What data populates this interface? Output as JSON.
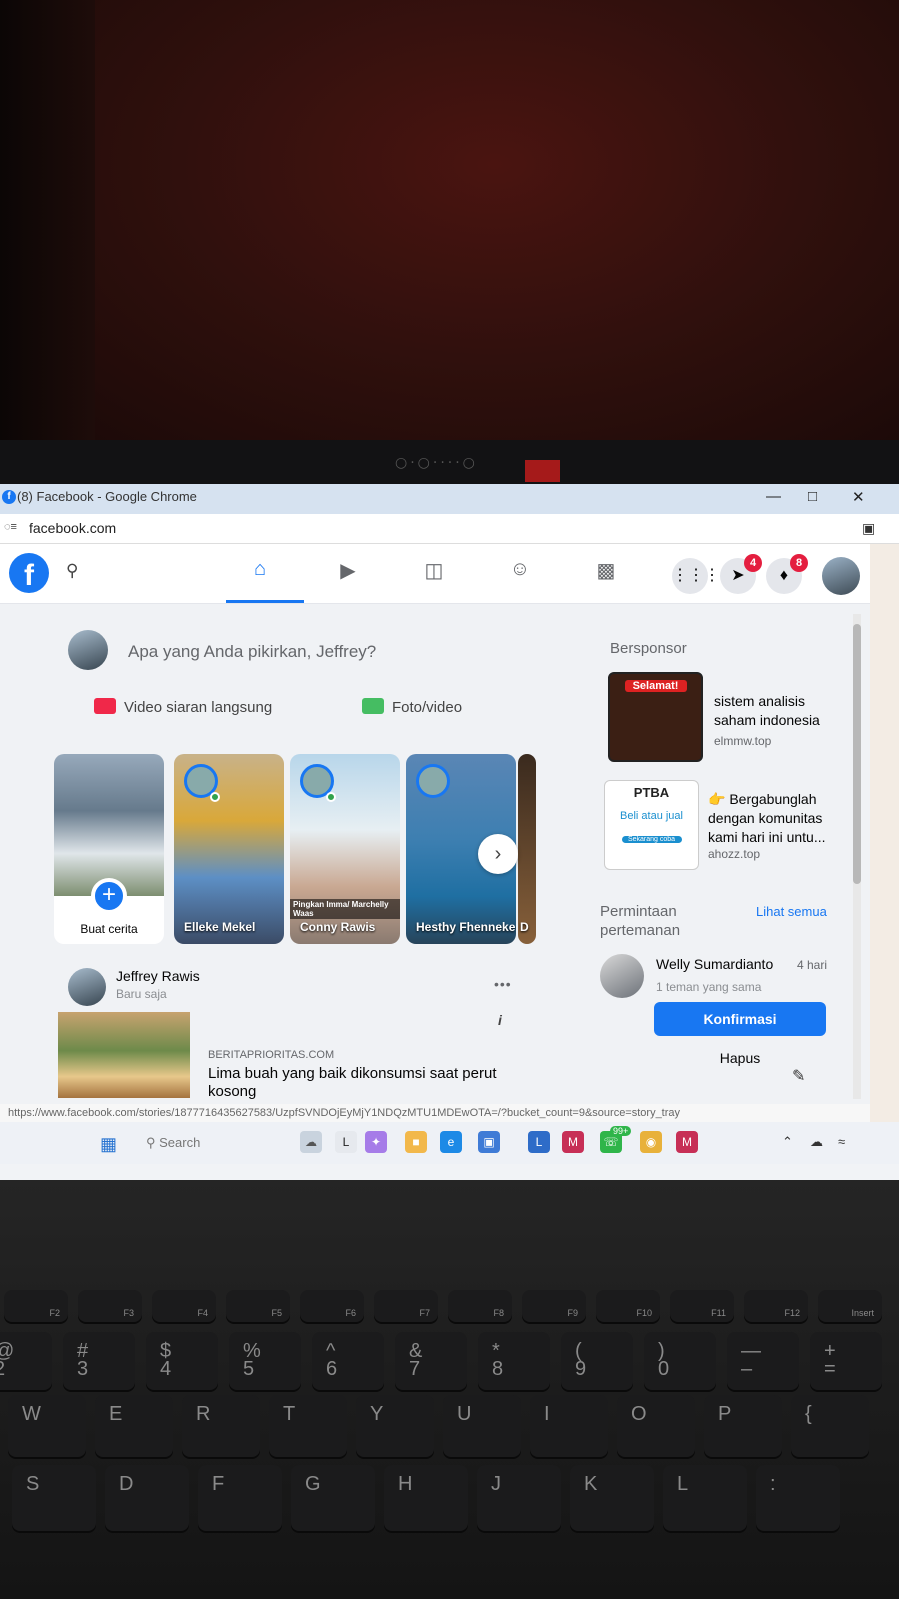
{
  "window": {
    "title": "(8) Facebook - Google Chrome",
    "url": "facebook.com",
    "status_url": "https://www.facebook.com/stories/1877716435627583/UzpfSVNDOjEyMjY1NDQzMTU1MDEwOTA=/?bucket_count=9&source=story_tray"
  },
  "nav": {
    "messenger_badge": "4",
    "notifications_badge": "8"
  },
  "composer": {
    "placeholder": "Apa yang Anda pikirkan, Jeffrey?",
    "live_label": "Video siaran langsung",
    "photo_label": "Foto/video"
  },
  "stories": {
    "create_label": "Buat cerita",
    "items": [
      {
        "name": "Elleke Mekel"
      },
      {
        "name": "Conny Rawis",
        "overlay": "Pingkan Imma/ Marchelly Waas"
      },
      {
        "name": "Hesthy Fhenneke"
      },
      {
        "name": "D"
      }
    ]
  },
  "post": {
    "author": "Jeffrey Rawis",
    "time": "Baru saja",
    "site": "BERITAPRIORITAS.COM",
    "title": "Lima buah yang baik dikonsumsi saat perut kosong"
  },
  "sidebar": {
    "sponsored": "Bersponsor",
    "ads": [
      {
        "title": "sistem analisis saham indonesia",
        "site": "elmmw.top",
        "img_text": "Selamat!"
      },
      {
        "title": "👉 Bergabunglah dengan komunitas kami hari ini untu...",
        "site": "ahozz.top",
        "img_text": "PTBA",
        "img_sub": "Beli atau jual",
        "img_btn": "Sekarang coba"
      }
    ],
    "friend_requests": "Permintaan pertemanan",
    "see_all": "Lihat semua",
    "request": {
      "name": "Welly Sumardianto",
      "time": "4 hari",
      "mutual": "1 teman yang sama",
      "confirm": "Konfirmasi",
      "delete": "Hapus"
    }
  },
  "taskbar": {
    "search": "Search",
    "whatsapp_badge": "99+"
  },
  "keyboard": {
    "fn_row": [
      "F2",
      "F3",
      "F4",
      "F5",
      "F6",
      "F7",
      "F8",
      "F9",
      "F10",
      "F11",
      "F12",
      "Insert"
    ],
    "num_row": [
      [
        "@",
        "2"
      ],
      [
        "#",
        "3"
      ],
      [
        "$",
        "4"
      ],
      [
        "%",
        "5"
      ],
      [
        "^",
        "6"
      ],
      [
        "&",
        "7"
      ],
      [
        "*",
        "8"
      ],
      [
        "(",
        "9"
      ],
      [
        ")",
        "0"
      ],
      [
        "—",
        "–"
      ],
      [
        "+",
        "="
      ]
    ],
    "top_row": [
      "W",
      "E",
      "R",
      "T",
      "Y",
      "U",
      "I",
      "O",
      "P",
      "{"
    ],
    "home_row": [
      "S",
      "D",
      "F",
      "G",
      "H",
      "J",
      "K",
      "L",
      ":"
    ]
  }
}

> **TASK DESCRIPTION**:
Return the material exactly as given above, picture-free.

> **PROBLEM SOLUTION**:
What data populates this interface? Output as JSON.
{
  "window": {
    "title": "(8) Facebook - Google Chrome",
    "url": "facebook.com",
    "status_url": "https://www.facebook.com/stories/1877716435627583/UzpfSVNDOjEyMjY1NDQzMTU1MDEwOTA=/?bucket_count=9&source=story_tray"
  },
  "nav": {
    "messenger_badge": "4",
    "notifications_badge": "8"
  },
  "composer": {
    "placeholder": "Apa yang Anda pikirkan, Jeffrey?",
    "live_label": "Video siaran langsung",
    "photo_label": "Foto/video"
  },
  "stories": {
    "create_label": "Buat cerita",
    "items": [
      {
        "name": "Elleke Mekel"
      },
      {
        "name": "Conny Rawis",
        "overlay": "Pingkan Imma/ Marchelly Waas"
      },
      {
        "name": "Hesthy Fhenneke"
      },
      {
        "name": "D"
      }
    ]
  },
  "post": {
    "author": "Jeffrey Rawis",
    "time": "Baru saja",
    "site": "BERITAPRIORITAS.COM",
    "title": "Lima buah yang baik dikonsumsi saat perut kosong"
  },
  "sidebar": {
    "sponsored": "Bersponsor",
    "ads": [
      {
        "title": "sistem analisis saham indonesia",
        "site": "elmmw.top",
        "img_text": "Selamat!"
      },
      {
        "title": "👉 Bergabunglah dengan komunitas kami hari ini untu...",
        "site": "ahozz.top",
        "img_text": "PTBA",
        "img_sub": "Beli atau jual",
        "img_btn": "Sekarang coba"
      }
    ],
    "friend_requests": "Permintaan pertemanan",
    "see_all": "Lihat semua",
    "request": {
      "name": "Welly Sumardianto",
      "time": "4 hari",
      "mutual": "1 teman yang sama",
      "confirm": "Konfirmasi",
      "delete": "Hapus"
    }
  },
  "taskbar": {
    "search": "Search",
    "whatsapp_badge": "99+"
  },
  "keyboard": {
    "fn_row": [
      "F2",
      "F3",
      "F4",
      "F5",
      "F6",
      "F7",
      "F8",
      "F9",
      "F10",
      "F11",
      "F12",
      "Insert"
    ],
    "num_row": [
      [
        "@",
        "2"
      ],
      [
        "#",
        "3"
      ],
      [
        "$",
        "4"
      ],
      [
        "%",
        "5"
      ],
      [
        "^",
        "6"
      ],
      [
        "&",
        "7"
      ],
      [
        "*",
        "8"
      ],
      [
        "(",
        "9"
      ],
      [
        ")",
        "0"
      ],
      [
        "—",
        "–"
      ],
      [
        "+",
        "="
      ]
    ],
    "top_row": [
      "W",
      "E",
      "R",
      "T",
      "Y",
      "U",
      "I",
      "O",
      "P",
      "{"
    ],
    "home_row": [
      "S",
      "D",
      "F",
      "G",
      "H",
      "J",
      "K",
      "L",
      ":"
    ]
  }
}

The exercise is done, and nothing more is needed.